WHAT TO PRODUCE: What follows is a listing; give it again exactly, in its entirety.

- Opening Delimiter -

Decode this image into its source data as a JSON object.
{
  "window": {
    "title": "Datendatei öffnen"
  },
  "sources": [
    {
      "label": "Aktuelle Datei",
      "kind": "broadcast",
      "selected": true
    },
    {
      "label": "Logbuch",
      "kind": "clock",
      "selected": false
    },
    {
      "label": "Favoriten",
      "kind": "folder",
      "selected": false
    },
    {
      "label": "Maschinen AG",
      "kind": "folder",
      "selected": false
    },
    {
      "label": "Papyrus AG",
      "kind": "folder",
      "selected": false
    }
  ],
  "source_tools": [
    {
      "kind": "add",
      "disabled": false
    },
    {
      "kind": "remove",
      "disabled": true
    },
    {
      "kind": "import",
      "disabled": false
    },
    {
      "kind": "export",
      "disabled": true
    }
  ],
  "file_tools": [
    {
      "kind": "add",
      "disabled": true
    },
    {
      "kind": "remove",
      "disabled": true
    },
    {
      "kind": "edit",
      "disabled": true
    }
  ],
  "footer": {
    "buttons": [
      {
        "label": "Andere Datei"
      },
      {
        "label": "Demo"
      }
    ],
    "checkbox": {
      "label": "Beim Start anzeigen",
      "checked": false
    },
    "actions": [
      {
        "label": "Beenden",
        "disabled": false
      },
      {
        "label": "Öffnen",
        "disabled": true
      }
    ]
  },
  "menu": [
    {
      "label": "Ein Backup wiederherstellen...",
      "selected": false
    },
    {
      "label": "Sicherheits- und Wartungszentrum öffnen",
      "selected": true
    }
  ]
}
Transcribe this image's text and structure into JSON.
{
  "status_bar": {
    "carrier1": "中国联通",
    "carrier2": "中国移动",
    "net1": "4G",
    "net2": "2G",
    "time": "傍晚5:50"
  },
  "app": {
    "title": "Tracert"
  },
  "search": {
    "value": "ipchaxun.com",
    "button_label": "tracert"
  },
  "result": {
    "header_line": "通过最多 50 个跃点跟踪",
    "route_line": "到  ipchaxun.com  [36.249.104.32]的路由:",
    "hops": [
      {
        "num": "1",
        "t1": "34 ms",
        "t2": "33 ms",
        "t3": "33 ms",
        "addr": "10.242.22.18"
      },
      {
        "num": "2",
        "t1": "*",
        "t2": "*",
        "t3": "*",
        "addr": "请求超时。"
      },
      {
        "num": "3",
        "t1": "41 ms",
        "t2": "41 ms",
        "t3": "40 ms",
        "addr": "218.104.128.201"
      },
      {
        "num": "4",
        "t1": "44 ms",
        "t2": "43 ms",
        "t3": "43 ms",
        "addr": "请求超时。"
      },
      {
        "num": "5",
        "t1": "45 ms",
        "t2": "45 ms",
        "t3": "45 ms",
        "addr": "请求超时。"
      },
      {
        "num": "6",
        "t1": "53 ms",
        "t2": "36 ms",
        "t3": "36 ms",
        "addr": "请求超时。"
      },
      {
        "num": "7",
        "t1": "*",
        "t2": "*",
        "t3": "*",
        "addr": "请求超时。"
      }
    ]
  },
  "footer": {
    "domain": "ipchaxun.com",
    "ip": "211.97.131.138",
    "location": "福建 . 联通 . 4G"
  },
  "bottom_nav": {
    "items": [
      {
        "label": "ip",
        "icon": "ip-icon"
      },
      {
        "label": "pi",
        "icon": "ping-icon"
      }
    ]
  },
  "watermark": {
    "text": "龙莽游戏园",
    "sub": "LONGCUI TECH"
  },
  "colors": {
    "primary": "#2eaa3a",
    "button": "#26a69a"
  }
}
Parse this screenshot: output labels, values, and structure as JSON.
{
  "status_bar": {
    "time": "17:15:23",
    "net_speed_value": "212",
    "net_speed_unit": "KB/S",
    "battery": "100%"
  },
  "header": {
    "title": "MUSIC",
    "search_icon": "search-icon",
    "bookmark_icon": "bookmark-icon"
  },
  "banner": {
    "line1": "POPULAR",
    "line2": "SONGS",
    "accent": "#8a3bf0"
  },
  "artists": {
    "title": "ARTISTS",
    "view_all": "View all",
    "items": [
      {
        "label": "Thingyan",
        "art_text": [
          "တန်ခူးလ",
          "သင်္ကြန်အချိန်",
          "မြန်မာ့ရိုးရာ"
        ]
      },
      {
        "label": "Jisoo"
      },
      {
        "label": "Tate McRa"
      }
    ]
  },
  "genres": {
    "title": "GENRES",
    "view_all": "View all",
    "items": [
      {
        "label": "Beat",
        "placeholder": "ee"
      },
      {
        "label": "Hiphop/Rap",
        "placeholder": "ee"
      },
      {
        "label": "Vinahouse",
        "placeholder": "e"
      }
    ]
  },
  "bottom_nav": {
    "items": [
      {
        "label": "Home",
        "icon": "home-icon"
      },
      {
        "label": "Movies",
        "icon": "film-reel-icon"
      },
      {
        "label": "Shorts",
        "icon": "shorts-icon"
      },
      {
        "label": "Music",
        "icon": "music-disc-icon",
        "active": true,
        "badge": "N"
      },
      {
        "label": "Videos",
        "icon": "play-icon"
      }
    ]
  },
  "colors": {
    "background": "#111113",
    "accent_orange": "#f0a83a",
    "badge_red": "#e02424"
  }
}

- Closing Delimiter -

ANSWER TO THIS PROBLEM:
Decode this image into its source data as a JSON object.
{
  "window": {
    "title": "Datendatei öffnen"
  },
  "sources": [
    {
      "label": "Aktuelle Datei",
      "kind": "broadcast",
      "selected": true
    },
    {
      "label": "Logbuch",
      "kind": "clock",
      "selected": false
    },
    {
      "label": "Favoriten",
      "kind": "folder",
      "selected": false
    },
    {
      "label": "Maschinen AG",
      "kind": "folder",
      "selected": false
    },
    {
      "label": "Papyrus AG",
      "kind": "folder",
      "selected": false
    }
  ],
  "source_tools": [
    {
      "kind": "add",
      "disabled": false
    },
    {
      "kind": "remove",
      "disabled": true
    },
    {
      "kind": "import",
      "disabled": false
    },
    {
      "kind": "export",
      "disabled": true
    }
  ],
  "file_tools": [
    {
      "kind": "add",
      "disabled": true
    },
    {
      "kind": "remove",
      "disabled": true
    },
    {
      "kind": "edit",
      "disabled": true
    }
  ],
  "footer": {
    "buttons": [
      {
        "label": "Andere Datei"
      },
      {
        "label": "Demo"
      }
    ],
    "checkbox": {
      "label": "Beim Start anzeigen",
      "checked": false
    },
    "actions": [
      {
        "label": "Beenden",
        "disabled": false
      },
      {
        "label": "Öffnen",
        "disabled": true
      }
    ]
  },
  "menu": [
    {
      "label": "Ein Backup wiederherstellen...",
      "selected": false
    },
    {
      "label": "Sicherheits- und Wartungszentrum öffnen",
      "selected": true
    }
  ]
}
Transcribe this image's text and structure into JSON.
{
  "status_bar": {
    "carrier1": "中国联通",
    "carrier2": "中国移动",
    "net1": "4G",
    "net2": "2G",
    "time": "傍晚5:50"
  },
  "app": {
    "title": "Tracert"
  },
  "search": {
    "value": "ipchaxun.com",
    "button_label": "tracert"
  },
  "result": {
    "header_line": "通过最多 50 个跃点跟踪",
    "route_line": "到  ipchaxun.com  [36.249.104.32]的路由:",
    "hops": [
      {
        "num": "1",
        "t1": "34 ms",
        "t2": "33 ms",
        "t3": "33 ms",
        "addr": "10.242.22.18"
      },
      {
        "num": "2",
        "t1": "*",
        "t2": "*",
        "t3": "*",
        "addr": "请求超时。"
      },
      {
        "num": "3",
        "t1": "41 ms",
        "t2": "41 ms",
        "t3": "40 ms",
        "addr": "218.104.128.201"
      },
      {
        "num": "4",
        "t1": "44 ms",
        "t2": "43 ms",
        "t3": "43 ms",
        "addr": "请求超时。"
      },
      {
        "num": "5",
        "t1": "45 ms",
        "t2": "45 ms",
        "t3": "45 ms",
        "addr": "请求超时。"
      },
      {
        "num": "6",
        "t1": "53 ms",
        "t2": "36 ms",
        "t3": "36 ms",
        "addr": "请求超时。"
      },
      {
        "num": "7",
        "t1": "*",
        "t2": "*",
        "t3": "*",
        "addr": "请求超时。"
      }
    ]
  },
  "footer": {
    "domain": "ipchaxun.com",
    "ip": "211.97.131.138",
    "location": "福建 . 联通 . 4G"
  },
  "bottom_nav": {
    "items": [
      {
        "label": "ip",
        "icon": "ip-icon"
      },
      {
        "label": "pi",
        "icon": "ping-icon"
      }
    ]
  },
  "watermark": {
    "text": "龙莽游戏园",
    "sub": "LONGCUI TECH"
  },
  "colors": {
    "primary": "#2eaa3a",
    "button": "#26a69a"
  }
}
Parse this screenshot: output labels, values, and structure as JSON.
{
  "status_bar": {
    "time": "17:15:23",
    "net_speed_value": "212",
    "net_speed_unit": "KB/S",
    "battery": "100%"
  },
  "header": {
    "title": "MUSIC",
    "search_icon": "search-icon",
    "bookmark_icon": "bookmark-icon"
  },
  "banner": {
    "line1": "POPULAR",
    "line2": "SONGS",
    "accent": "#8a3bf0"
  },
  "artists": {
    "title": "ARTISTS",
    "view_all": "View all",
    "items": [
      {
        "label": "Thingyan",
        "art_text": [
          "တန်ခူးလ",
          "သင်္ကြန်အချိန်",
          "မြန်မာ့ရိုးရာ"
        ]
      },
      {
        "label": "Jisoo"
      },
      {
        "label": "Tate McRa"
      }
    ]
  },
  "genres": {
    "title": "GENRES",
    "view_all": "View all",
    "items": [
      {
        "label": "Beat",
        "placeholder": "ee"
      },
      {
        "label": "Hiphop/Rap",
        "placeholder": "ee"
      },
      {
        "label": "Vinahouse",
        "placeholder": "e"
      }
    ]
  },
  "bottom_nav": {
    "items": [
      {
        "label": "Home",
        "icon": "home-icon"
      },
      {
        "label": "Movies",
        "icon": "film-reel-icon"
      },
      {
        "label": "Shorts",
        "icon": "shorts-icon"
      },
      {
        "label": "Music",
        "icon": "music-disc-icon",
        "active": true,
        "badge": "N"
      },
      {
        "label": "Videos",
        "icon": "play-icon"
      }
    ]
  },
  "colors": {
    "background": "#111113",
    "accent_orange": "#f0a83a",
    "badge_red": "#e02424"
  }
}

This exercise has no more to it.